tried most all of the well-known makers' products, though not all of their
models. My company is a small media agency and amongst other things we
supply pictures to the press etc in digital form, always originating from a
film base.

The best table-top dedicated 35mm film scanner is without any doubt the
Kodak. This machine is incredibly fast and has massive resolution, certainly
when compared to other 35mm machines. It and is able to produce 70Mb files
from a 35mm negative. (The best of the rest- Nikon, Polaroid, Canon,
Minolta, top out at around 27Mb for a full frame scan- only just enough for
a full bleed cover-and .........well, the others, less. Much less.) However,
the Kodak machine is very expensive- about 7000 GBP last time I checked,
and hard to find on the s/h market.

The nod for best budget film scanner has to go to either Nikon or Polaroid,
and of the two, I prefer Nikon, who also have a wider range of models. The
LS-30 is now under 500 GBP and the top-of the range model, which has
automated batch scanning built in, is around 1200 GBP. Nowadays you can
pick up a used LS-20, which is still excellent, for under 200 GBP. The
LS-1000, a great machine and for years the standard by which pro machines
were measured, and still a good performer (and the most portable in this
category) can be found for around 400 GBP used. Why look elsewhere?

I am sure these prices would translate directly to the US market.

These scanners are excellent, with great rendition of both negs and
trannies, fast, robust, reliable, and designed to be easily portable.
Furthermore they are made with photographers in mind, and the TWAIN
interface is photographer-friendly, much more so than the competition, in my

Quite honestly, guys, if you want a 35mm scanner at reasonable money, go out
and get a Nikon, or  a Polaroid Sprintscan, which is also a very capable
performer, though not my personal favourite. In my view, forget the Canon
and the Minolta, which are good but not as good and not noticeably cheaper,
and as for the others............Don't buy yourself heartache and
frustration. Buying a cheap consumer scanner is definitely a false economy
in my view. Hell, this is a Leica list fer goodness sakes!- spend all that
money on lenses and bodies and then cheapskate on scanners?

I should add that I am not connected with the Nikon organisation in any way
at all- just a very satisfied user of this range of product.

As for software- well, anyone who discounts Photoshop without trying it is
just being perverse. It's easy, quick, very powerful and has a lot of
features not found on other programs which are very useful to the
photographer. We have several image programs, and Photoshop is the most
versatile by a long way. It's expensive, though less so now, but Lite or
older versions are perfectly good for what most photogs want to do and are
well priced.  The best of the rest is Paintshop Pro. Use Imager or low-end
shareware if you must, but don't complain to me when your hair falls

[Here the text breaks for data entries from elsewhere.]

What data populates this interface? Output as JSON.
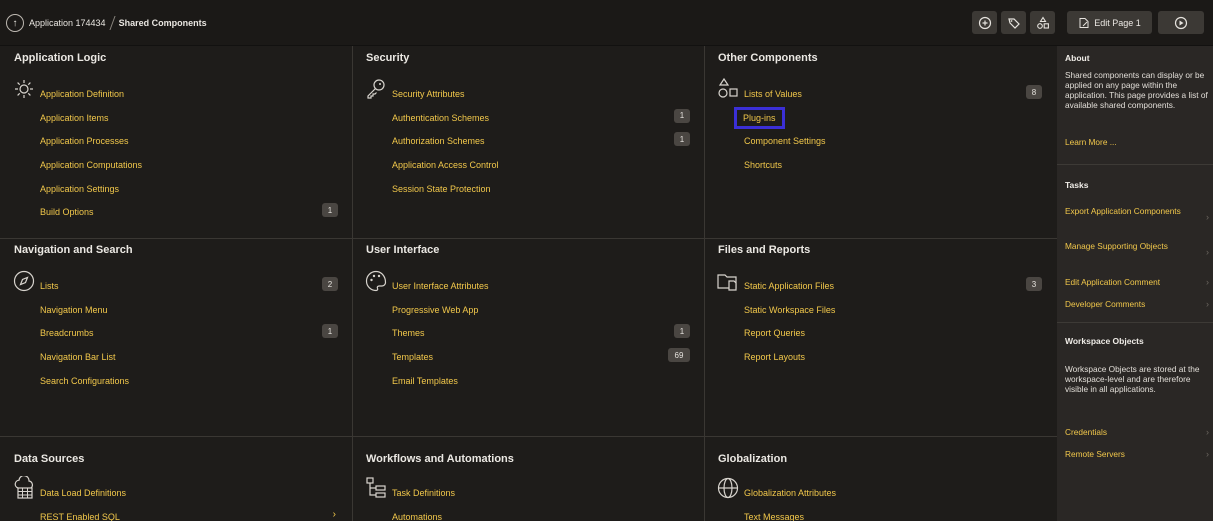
{
  "topbar": {
    "app": "Application 174434",
    "current": "Shared Components",
    "edit_page": "Edit Page 1"
  },
  "panels": [
    {
      "title": "Application Logic",
      "icon": "gears-icon",
      "items": [
        {
          "label": "Application Definition"
        },
        {
          "label": "Application Items"
        },
        {
          "label": "Application Processes"
        },
        {
          "label": "Application Computations"
        },
        {
          "label": "Application Settings"
        },
        {
          "label": "Build Options",
          "badge": "1"
        }
      ]
    },
    {
      "title": "Security",
      "icon": "key-icon",
      "items": [
        {
          "label": "Security Attributes"
        },
        {
          "label": "Authentication Schemes",
          "badge": "1"
        },
        {
          "label": "Authorization Schemes",
          "badge": "1"
        },
        {
          "label": "Application Access Control"
        },
        {
          "label": "Session State Protection"
        }
      ]
    },
    {
      "title": "Other Components",
      "icon": "shapes-icon",
      "items": [
        {
          "label": "Lists of Values",
          "badge": "8"
        },
        {
          "label": "Plug-ins",
          "highlighted": true
        },
        {
          "label": "Component Settings"
        },
        {
          "label": "Shortcuts"
        }
      ]
    },
    {
      "title": "Navigation and Search",
      "icon": "compass-icon",
      "items": [
        {
          "label": "Lists",
          "badge": "2"
        },
        {
          "label": "Navigation Menu"
        },
        {
          "label": "Breadcrumbs",
          "badge": "1"
        },
        {
          "label": "Navigation Bar List"
        },
        {
          "label": "Search Configurations"
        }
      ]
    },
    {
      "title": "User Interface",
      "icon": "palette-icon",
      "items": [
        {
          "label": "User Interface Attributes"
        },
        {
          "label": "Progressive Web App"
        },
        {
          "label": "Themes",
          "badge": "1"
        },
        {
          "label": "Templates",
          "badge": "69"
        },
        {
          "label": "Email Templates"
        }
      ]
    },
    {
      "title": "Files and Reports",
      "icon": "folder-file-icon",
      "items": [
        {
          "label": "Static Application Files",
          "badge": "3"
        },
        {
          "label": "Static Workspace Files"
        },
        {
          "label": "Report Queries"
        },
        {
          "label": "Report Layouts"
        }
      ]
    },
    {
      "title": "Data Sources",
      "icon": "cloud-table-icon",
      "items": [
        {
          "label": "Data Load Definitions"
        },
        {
          "label": "REST Enabled SQL",
          "chevron": true
        }
      ]
    },
    {
      "title": "Workflows and Automations",
      "icon": "workflow-icon",
      "items": [
        {
          "label": "Task Definitions"
        },
        {
          "label": "Automations"
        }
      ]
    },
    {
      "title": "Globalization",
      "icon": "globe-icon",
      "items": [
        {
          "label": "Globalization Attributes"
        },
        {
          "label": "Text Messages"
        }
      ]
    }
  ],
  "sidebar": {
    "about_title": "About",
    "about_text": "Shared components can display or be applied on any page within the application. This page provides a list of available shared components.",
    "learn_more": "Learn More ...",
    "tasks_title": "Tasks",
    "tasks": [
      {
        "label": "Export Application Components"
      },
      {
        "label": "Manage Supporting Objects"
      },
      {
        "label": "Edit Application Comment"
      },
      {
        "label": "Developer Comments"
      }
    ],
    "workspace_title": "Workspace Objects",
    "workspace_text": "Workspace Objects are stored at the workspace-level and are therefore visible in all applications.",
    "workspace_links": [
      {
        "label": "Credentials"
      },
      {
        "label": "Remote Servers"
      }
    ]
  },
  "colors": {
    "link": "#f2c84b",
    "highlight": "#3b2fd6",
    "background": "#1e1c1a"
  }
}
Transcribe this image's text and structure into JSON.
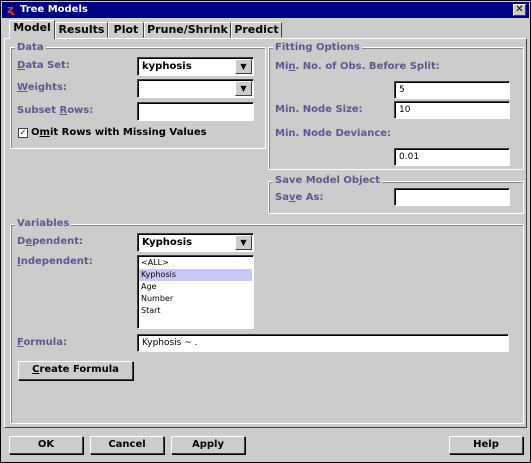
{
  "window": {
    "title": "Tree Models",
    "close_glyph": "✕"
  },
  "tabs": [
    {
      "label": "Model",
      "active": true
    },
    {
      "label": "Results",
      "active": false
    },
    {
      "label": "Plot",
      "active": false
    },
    {
      "label": "Prune/Shrink",
      "active": false
    },
    {
      "label": "Predict",
      "active": false
    }
  ],
  "data_group": {
    "title": "Data",
    "data_set": {
      "mn": "D",
      "label": "ata Set:",
      "value": "kyphosis"
    },
    "weights": {
      "mn": "W",
      "label": "eights:",
      "value": ""
    },
    "subset_rows": {
      "pre": "Subset ",
      "mn": "R",
      "label": "ows:",
      "value": ""
    },
    "omit_missing": {
      "pre": "O",
      "mn": "m",
      "label": "it Rows with Missing Values",
      "checked": true,
      "check_glyph": "✓"
    }
  },
  "fitting_group": {
    "title": "Fitting Options",
    "min_obs": {
      "pre": "Mi",
      "mn": "n",
      "label": ". No. of Obs. Before Split:",
      "value": "5"
    },
    "min_node_size": {
      "label": "Min. Node Size:",
      "value": "10"
    },
    "min_node_dev": {
      "label": "Min. Node Deviance:",
      "value": "0.01"
    }
  },
  "save_group": {
    "title": "Save Model Object",
    "save_as": {
      "pre": "Sa",
      "mn": "v",
      "label": "e As:",
      "value": ""
    }
  },
  "variables_group": {
    "title": "Variables",
    "dependent": {
      "pre": "D",
      "mn": "e",
      "label": "pendent:",
      "value": "Kyphosis"
    },
    "independent": {
      "mn": "I",
      "label": "ndependent:",
      "items": [
        "<ALL>",
        "Kyphosis",
        "Age",
        "Number",
        "Start"
      ],
      "selected_index": 1
    },
    "formula": {
      "mn": "F",
      "label": "ormula:",
      "value": "Kyphosis ~ ."
    },
    "create_formula": {
      "mn": "C",
      "label": "reate Formula"
    }
  },
  "buttons": {
    "ok": "OK",
    "cancel": "Cancel",
    "apply": "Apply",
    "help": "Help"
  },
  "icons": {
    "combo_arrow": "▼",
    "app_icon": "ʐ"
  },
  "colors": {
    "title_bar": "#000080",
    "label_text": "#5a5a8c",
    "background": "#cccccc",
    "selection": "#c8c8f4"
  }
}
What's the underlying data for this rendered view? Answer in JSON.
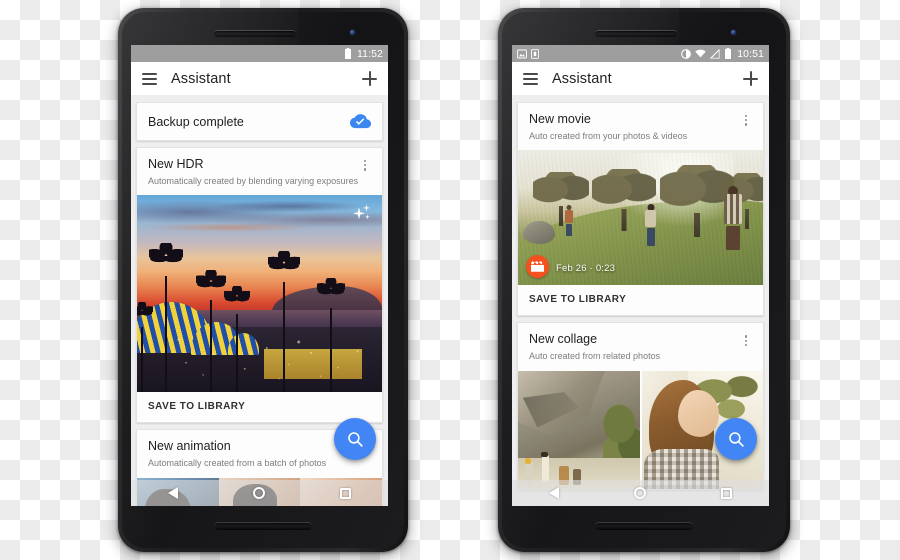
{
  "scene": {
    "description": "Two Android smartphones showing the Google Photos Assistant screen",
    "background": "transparent-checkerboard"
  },
  "phone_left": {
    "status_bar": {
      "battery_icon": "battery-icon",
      "clock": "11:52"
    },
    "app_bar": {
      "menu_icon": "hamburger-menu-icon",
      "title": "Assistant",
      "add_icon": "plus-icon"
    },
    "cards": [
      {
        "type": "backup",
        "title": "Backup complete",
        "status_icon": "cloud-done-icon"
      },
      {
        "type": "hdr",
        "title": "New HDR",
        "subtitle": "Automatically created by blending varying exposures",
        "overflow_icon": "more-vert-icon",
        "photo_alt": "Sunset over beach city with palm tree silhouettes and blue-yellow circus tent",
        "badge_icon": "sparkle-icon",
        "action": "SAVE TO LIBRARY"
      },
      {
        "type": "animation",
        "title": "New animation",
        "subtitle": "Automatically created from a batch of photos",
        "photo_alt": "Animation frames of people"
      }
    ],
    "fab": {
      "icon": "search-icon",
      "color": "#4285f4"
    },
    "nav_bar": {
      "back": "back-triangle-icon",
      "home": "home-circle-icon",
      "recents": "recents-square-icon"
    }
  },
  "phone_right": {
    "status_bar": {
      "left_icons": [
        "photo-icon",
        "sim-card-icon"
      ],
      "right_icons": [
        "do-not-disturb-icon",
        "wifi-icon",
        "signal-off-icon",
        "battery-icon"
      ],
      "clock": "10:51"
    },
    "app_bar": {
      "menu_icon": "hamburger-menu-icon",
      "title": "Assistant",
      "add_icon": "plus-icon"
    },
    "cards": [
      {
        "type": "movie",
        "title": "New movie",
        "subtitle": "Auto created from your photos & videos",
        "overflow_icon": "more-vert-icon",
        "photo_alt": "Three hikers walking up a grassy oak-covered hillside",
        "badge_icon": "movie-clapper-icon",
        "meta": "Feb 26 · 0:23",
        "action": "SAVE TO LIBRARY"
      },
      {
        "type": "collage",
        "title": "New collage",
        "subtitle": "Auto created from related photos",
        "overflow_icon": "more-vert-icon",
        "photo_left_alt": "Rock climbers at the base of a large boulder",
        "photo_right_alt": "Smiling woman in plaid shirt outdoors under tree branches"
      }
    ],
    "fab": {
      "icon": "search-icon",
      "color": "#4285f4"
    },
    "nav_bar": {
      "back": "back-triangle-icon",
      "home": "home-circle-icon",
      "recents": "recents-square-icon"
    }
  }
}
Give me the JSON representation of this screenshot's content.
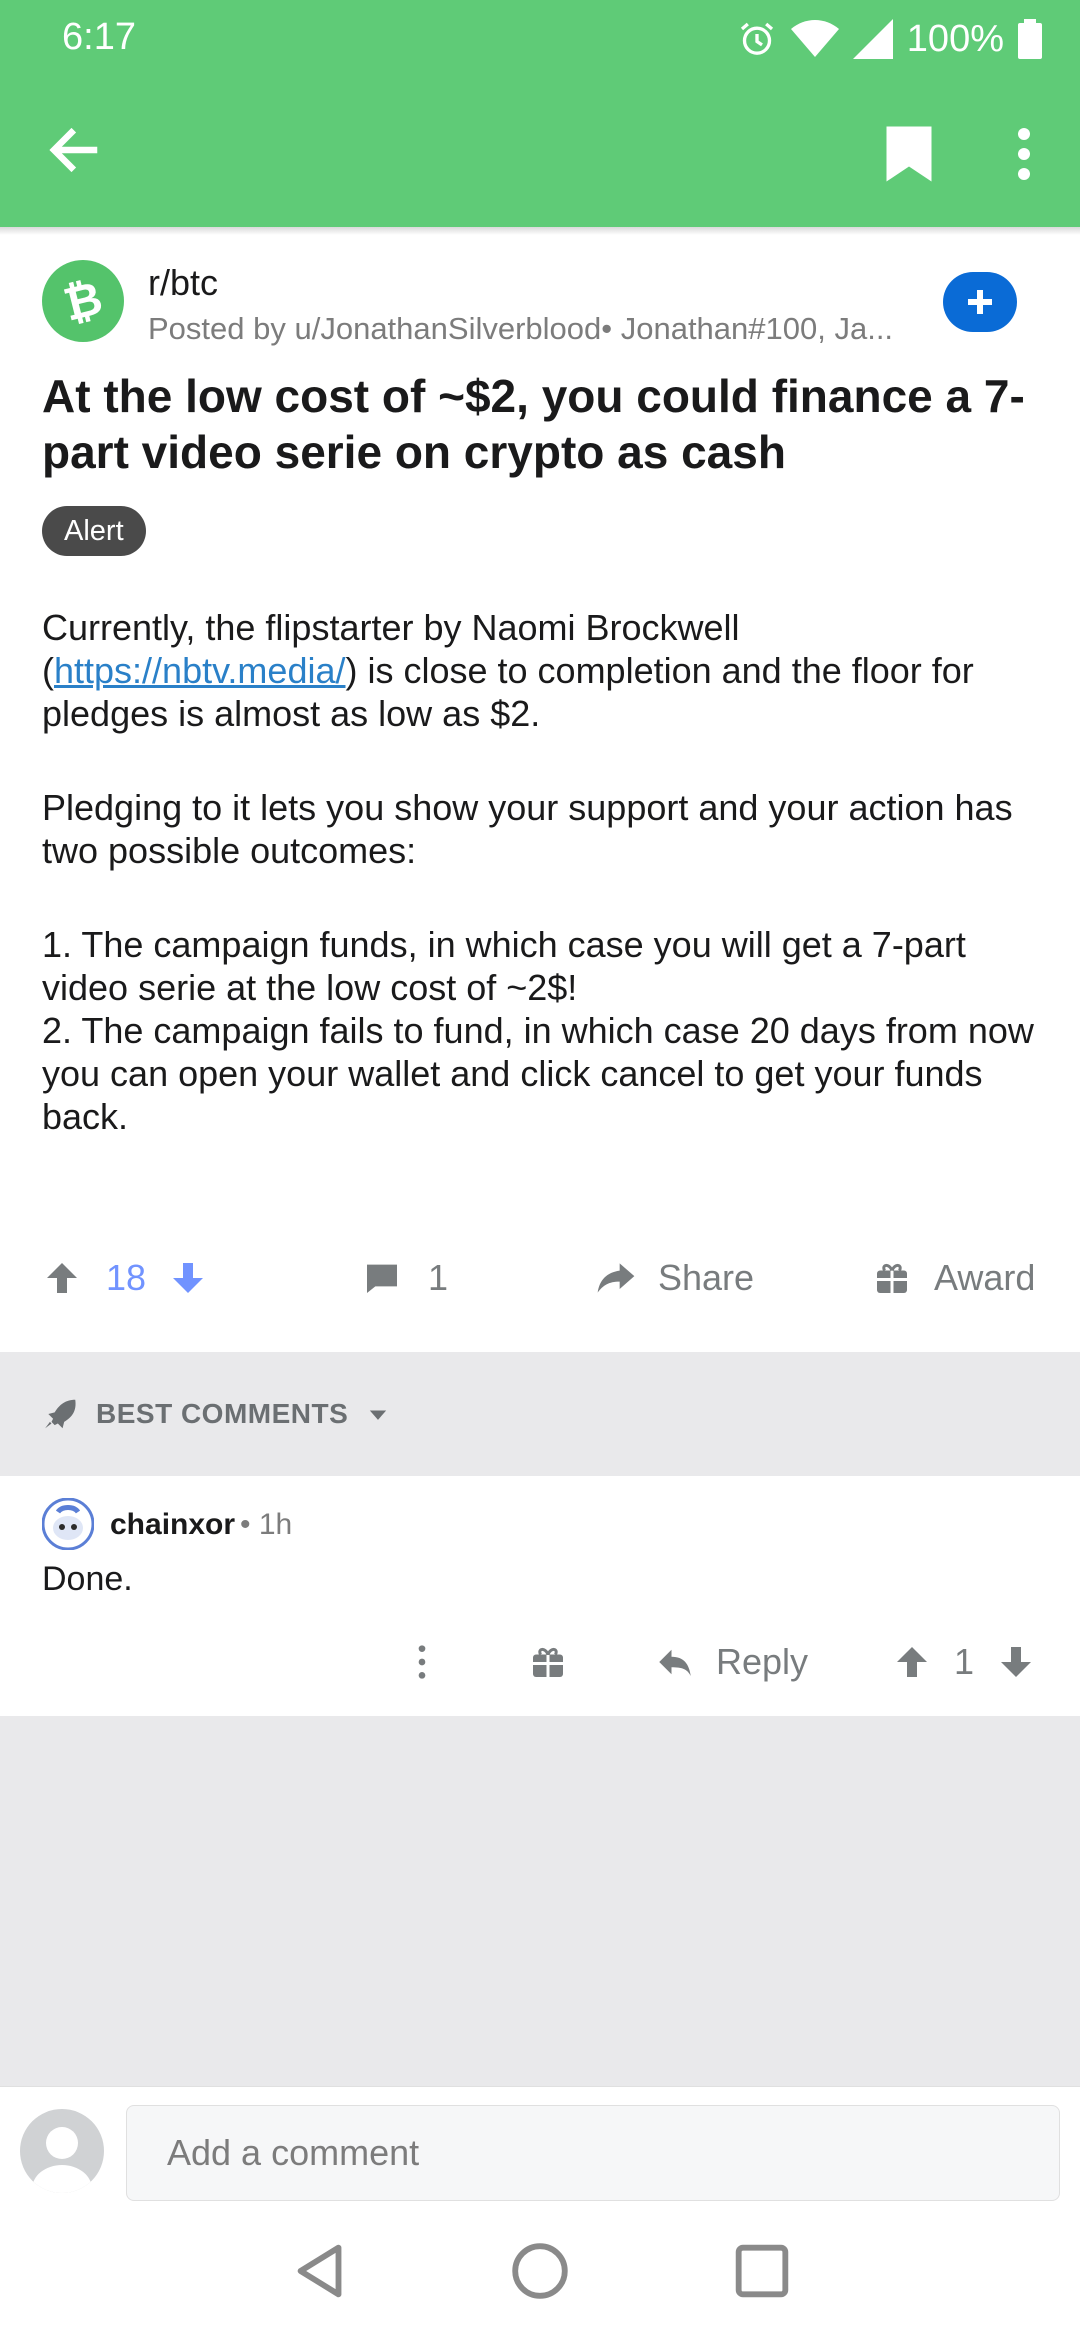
{
  "status_bar": {
    "time": "6:17",
    "battery": "100%",
    "icons": [
      "alarm-icon",
      "wifi-icon",
      "signal-icon",
      "battery-icon"
    ]
  },
  "toolbar": {
    "icons": [
      "back-arrow-icon",
      "bookmark-icon",
      "more-vert-icon"
    ],
    "color": "#5fcb77"
  },
  "post": {
    "subreddit": "r/btc",
    "posted_by": "Posted by u/JonathanSilverblood• Jonathan#100, Ja...",
    "title": "At the low cost of ~$2, you could finance a 7-part video serie on crypto as cash",
    "flair": "Alert",
    "body": {
      "p1_before": "Currently, the flipstarter by Naomi Brockwell (",
      "p1_link": "https://nbtv.media/",
      "p1_after": ") is close to completion and the floor for pledges is almost as low as $2.",
      "p2": "Pledging to it lets you show your support and your action has two possible outcomes:",
      "item1": "1. The campaign funds, in which case you will get a 7-part video serie at the low cost of ~2$!",
      "item2": "2. The campaign fails to fund, in which case 20 days from now you can open your wallet and click cancel to get your funds back."
    },
    "score": "18",
    "comments_count": "1",
    "share_label": "Share",
    "award_label": "Award"
  },
  "comments_section": {
    "sort_label": "BEST COMMENTS"
  },
  "comments": [
    {
      "author": "chainxor",
      "time": "• 1h",
      "body": "Done.",
      "reply_label": "Reply",
      "score": "1"
    }
  ],
  "composer": {
    "placeholder": "Add a comment"
  },
  "colors": {
    "accent": "#5fcb77",
    "upvote": "#7193ff",
    "join": "#0a6bd6",
    "link": "#2a80c8"
  }
}
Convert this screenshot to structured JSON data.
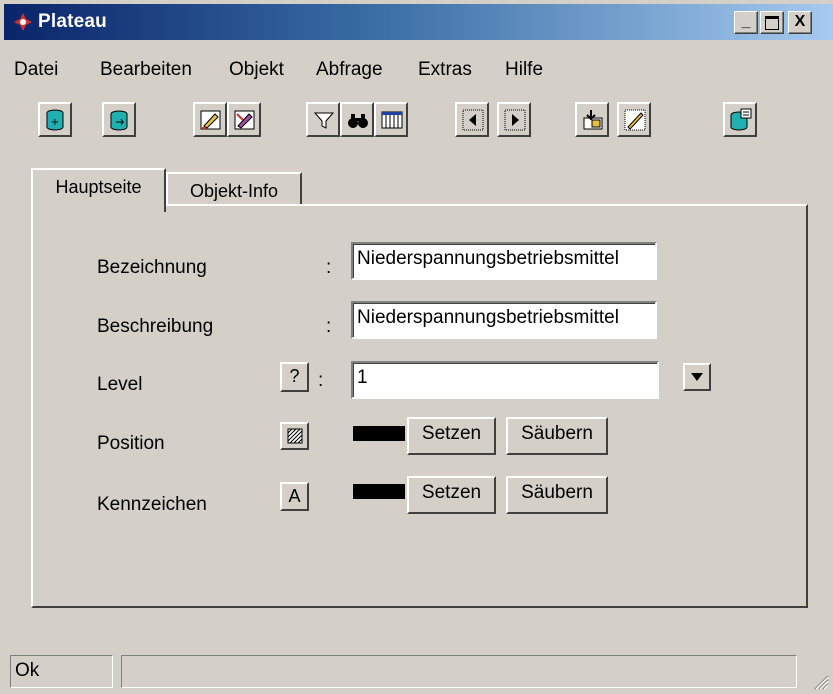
{
  "window": {
    "title": "Plateau"
  },
  "title_buttons": {
    "minimize": "_",
    "maximize": "□",
    "close": "X"
  },
  "menu": [
    "Datei",
    "Bearbeiten",
    "Objekt",
    "Abfrage",
    "Extras",
    "Hilfe"
  ],
  "toolbar": [
    {
      "icon": "database-add-icon"
    },
    {
      "icon": "database-refresh-icon"
    },
    {
      "icon": "edit-pencil-icon"
    },
    {
      "icon": "edit-clear-icon"
    },
    {
      "icon": "filter-icon"
    },
    {
      "icon": "binoculars-icon"
    },
    {
      "icon": "table-columns-icon"
    },
    {
      "icon": "previous-arrow-icon"
    },
    {
      "icon": "next-arrow-icon"
    },
    {
      "icon": "insert-icon"
    },
    {
      "icon": "draw-icon"
    },
    {
      "icon": "database-export-icon"
    }
  ],
  "tabs": {
    "main": "Hauptseite",
    "info": "Objekt-Info"
  },
  "form": {
    "bezeichnung": {
      "label": "Bezeichnung",
      "value": "Niederspannungsbetriebsmittel"
    },
    "beschreibung": {
      "label": "Beschreibung",
      "value": "Niederspannungsbetriebsmittel"
    },
    "level": {
      "label": "Level",
      "help": "?",
      "value": "1"
    },
    "position": {
      "label": "Position",
      "set": "Setzen",
      "clear": "Säubern"
    },
    "kennzeichen": {
      "label": "Kennzeichen",
      "font_button": "A",
      "set": "Setzen",
      "clear": "Säubern"
    },
    "colon": ":"
  },
  "status": {
    "text": "Ok",
    "second": ""
  },
  "colors": {
    "title_start": "#0a246a",
    "title_end": "#a6caf0",
    "face": "#d4d0c8"
  }
}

The contents of this note represent my honestly held opinion based on my own
experience actually using the equipment mentioned.